Top seed Zhao and second seed Abanda arrived at the finals in decidedly different ways. Zhao won three consecutive three-setters, coming from 4-2 down in the final set in her 6-1, 4-6, 7-5 win over No. 9 seed Rasheeda McAdoo
in the quarterfinals, and defeating No. 3 seed Christina Makarova
of the US 3-6, 6-1, 6-2 in a semifinal played indoors at the Michael D. Case Tennis Center due to rain.
Abanda had a much less taxing journey, receiving a second round retirement before the start of play against wild card Nicole Frenkel due to Frenkel's ankle injury, and a walkover into the final when unseeded 14-year-old Maria Shishkina, who had beaten No. 5 seed Jennifer Brady in the quarterfinals, could not play the next day due to a back injury.
The 15-year-old Abanda and 17-year-old Zhao know each other's games well, with both part of the Montreal National Training Centre's development program. They had met twice in the past four months, with Zhao defeating Abanda in the semifinals at the Grade 1 in Roehampton on grass, and Abanda taking the final at the Grade 1 Canadian Open on hard courts two months later.
It was gloomy and windy as the pair took the court for their rubber match, with heavy thunderstorms predicted. An occasional sprinkle did cause brief stoppages in both finals so that towels could be used to dry the lines, but sustained rain didn't arrive until later.
The match was even more unpredictable than the weather, however, with both Abanda and Zhao seemingly taking control, then relinquishing it.

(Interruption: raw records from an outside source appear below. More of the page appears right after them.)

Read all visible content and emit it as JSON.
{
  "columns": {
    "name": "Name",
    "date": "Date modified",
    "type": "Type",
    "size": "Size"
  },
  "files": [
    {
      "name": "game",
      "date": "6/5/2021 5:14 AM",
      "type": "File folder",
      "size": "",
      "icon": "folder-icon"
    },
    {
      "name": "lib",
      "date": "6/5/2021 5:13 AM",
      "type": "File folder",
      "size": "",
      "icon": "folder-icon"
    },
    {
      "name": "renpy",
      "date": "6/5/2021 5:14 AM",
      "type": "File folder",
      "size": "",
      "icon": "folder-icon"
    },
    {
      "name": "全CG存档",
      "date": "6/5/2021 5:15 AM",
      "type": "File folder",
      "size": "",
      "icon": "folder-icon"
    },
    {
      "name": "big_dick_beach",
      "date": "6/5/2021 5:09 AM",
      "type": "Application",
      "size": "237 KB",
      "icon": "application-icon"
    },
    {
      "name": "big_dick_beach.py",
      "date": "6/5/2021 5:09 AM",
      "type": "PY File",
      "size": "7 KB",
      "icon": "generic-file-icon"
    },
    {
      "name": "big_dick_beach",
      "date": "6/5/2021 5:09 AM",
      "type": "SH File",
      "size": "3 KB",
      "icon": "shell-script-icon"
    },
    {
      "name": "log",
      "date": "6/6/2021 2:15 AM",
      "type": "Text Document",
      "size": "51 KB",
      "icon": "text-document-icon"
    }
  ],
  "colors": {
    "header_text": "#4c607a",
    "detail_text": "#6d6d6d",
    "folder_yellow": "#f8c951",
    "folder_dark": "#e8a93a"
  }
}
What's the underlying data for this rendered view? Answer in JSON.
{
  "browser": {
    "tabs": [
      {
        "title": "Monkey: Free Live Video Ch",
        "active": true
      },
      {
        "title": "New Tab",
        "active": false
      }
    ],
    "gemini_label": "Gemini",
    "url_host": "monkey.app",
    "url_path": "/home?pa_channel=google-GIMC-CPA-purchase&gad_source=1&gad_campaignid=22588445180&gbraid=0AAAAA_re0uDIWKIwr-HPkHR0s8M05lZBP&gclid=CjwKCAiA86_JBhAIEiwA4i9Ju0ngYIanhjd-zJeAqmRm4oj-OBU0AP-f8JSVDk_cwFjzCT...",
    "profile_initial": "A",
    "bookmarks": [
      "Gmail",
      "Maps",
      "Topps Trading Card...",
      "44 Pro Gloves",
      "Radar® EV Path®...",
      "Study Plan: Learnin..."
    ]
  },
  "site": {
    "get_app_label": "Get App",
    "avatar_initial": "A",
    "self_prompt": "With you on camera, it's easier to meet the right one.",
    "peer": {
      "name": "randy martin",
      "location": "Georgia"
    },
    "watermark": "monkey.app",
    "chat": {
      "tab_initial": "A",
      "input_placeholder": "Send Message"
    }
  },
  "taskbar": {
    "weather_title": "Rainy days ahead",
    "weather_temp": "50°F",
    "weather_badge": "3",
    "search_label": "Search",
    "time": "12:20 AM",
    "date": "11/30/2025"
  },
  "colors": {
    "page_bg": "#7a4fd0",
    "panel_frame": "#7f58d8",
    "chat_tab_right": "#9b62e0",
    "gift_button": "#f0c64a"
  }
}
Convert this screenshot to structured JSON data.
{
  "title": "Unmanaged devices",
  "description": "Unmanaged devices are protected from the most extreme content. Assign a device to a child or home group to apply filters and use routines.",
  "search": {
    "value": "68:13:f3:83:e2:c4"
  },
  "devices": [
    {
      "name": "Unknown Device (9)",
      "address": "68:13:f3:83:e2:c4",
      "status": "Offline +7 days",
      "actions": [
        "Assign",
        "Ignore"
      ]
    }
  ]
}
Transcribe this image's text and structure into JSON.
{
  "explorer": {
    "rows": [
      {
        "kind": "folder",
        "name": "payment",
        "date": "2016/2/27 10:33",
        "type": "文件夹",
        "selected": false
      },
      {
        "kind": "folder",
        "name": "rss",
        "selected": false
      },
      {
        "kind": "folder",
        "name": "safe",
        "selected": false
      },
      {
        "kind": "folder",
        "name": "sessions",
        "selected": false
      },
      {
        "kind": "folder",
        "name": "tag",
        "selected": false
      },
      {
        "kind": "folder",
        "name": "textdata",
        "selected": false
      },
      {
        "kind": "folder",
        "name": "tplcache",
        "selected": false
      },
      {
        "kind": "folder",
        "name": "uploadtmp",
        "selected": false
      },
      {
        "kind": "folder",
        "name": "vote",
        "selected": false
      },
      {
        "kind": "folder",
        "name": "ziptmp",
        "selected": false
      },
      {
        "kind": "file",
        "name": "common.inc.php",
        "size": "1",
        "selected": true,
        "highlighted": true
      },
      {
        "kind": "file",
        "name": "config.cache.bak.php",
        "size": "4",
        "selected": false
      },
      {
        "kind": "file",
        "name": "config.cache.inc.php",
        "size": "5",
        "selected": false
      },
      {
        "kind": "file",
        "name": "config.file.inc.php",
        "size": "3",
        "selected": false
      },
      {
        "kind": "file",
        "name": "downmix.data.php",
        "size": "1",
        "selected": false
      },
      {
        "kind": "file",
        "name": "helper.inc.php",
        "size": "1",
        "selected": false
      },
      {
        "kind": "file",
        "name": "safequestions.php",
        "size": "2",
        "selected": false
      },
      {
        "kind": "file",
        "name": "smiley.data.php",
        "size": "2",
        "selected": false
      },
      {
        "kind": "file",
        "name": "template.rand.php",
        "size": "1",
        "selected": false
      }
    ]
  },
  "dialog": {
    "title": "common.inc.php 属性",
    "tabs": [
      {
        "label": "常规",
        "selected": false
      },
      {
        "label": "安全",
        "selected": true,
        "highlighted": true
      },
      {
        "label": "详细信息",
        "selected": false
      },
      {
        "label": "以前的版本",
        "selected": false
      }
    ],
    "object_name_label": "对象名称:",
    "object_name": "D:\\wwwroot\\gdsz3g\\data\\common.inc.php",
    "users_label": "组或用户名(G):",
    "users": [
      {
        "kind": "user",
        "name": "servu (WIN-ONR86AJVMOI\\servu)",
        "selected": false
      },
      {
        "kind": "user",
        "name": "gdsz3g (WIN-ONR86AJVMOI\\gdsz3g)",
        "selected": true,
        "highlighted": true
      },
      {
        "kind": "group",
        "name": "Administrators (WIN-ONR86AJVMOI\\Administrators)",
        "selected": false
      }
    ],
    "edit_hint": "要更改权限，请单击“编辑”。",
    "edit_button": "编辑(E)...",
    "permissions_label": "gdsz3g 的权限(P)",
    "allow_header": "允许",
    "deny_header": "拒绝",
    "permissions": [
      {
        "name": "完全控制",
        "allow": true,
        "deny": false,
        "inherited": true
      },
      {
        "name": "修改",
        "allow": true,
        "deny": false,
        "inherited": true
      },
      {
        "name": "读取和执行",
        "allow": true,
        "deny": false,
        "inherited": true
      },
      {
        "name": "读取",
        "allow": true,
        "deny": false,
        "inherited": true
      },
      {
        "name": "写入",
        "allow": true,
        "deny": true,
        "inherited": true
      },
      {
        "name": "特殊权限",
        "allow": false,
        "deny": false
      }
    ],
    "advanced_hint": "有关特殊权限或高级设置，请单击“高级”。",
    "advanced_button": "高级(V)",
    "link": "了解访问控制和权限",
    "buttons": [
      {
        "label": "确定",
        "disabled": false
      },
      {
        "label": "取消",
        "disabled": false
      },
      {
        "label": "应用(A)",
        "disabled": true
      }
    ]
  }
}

Zhao served for the first set after a late break of Abanda, but couldn't convert and dropped the tiebreaker.
Abanda took a 3-1 lead in the second set, but couldn't hold it, losing four straight games and allowing Zhao to serve for the set. Zhao again failed to finish it, but Abanda's unforced errors in the next game allowed Zhao to level the match.
Up two breaks and 4-1 in the third set, Abanda couldn't put Zhao away. Winning the next three games with some outstanding defense and aggressive swinging volleys, Zhao seized the momentum, then lost it, losing a sloppy service game at 4-4 to give Abanda the opportunity to serve for the match.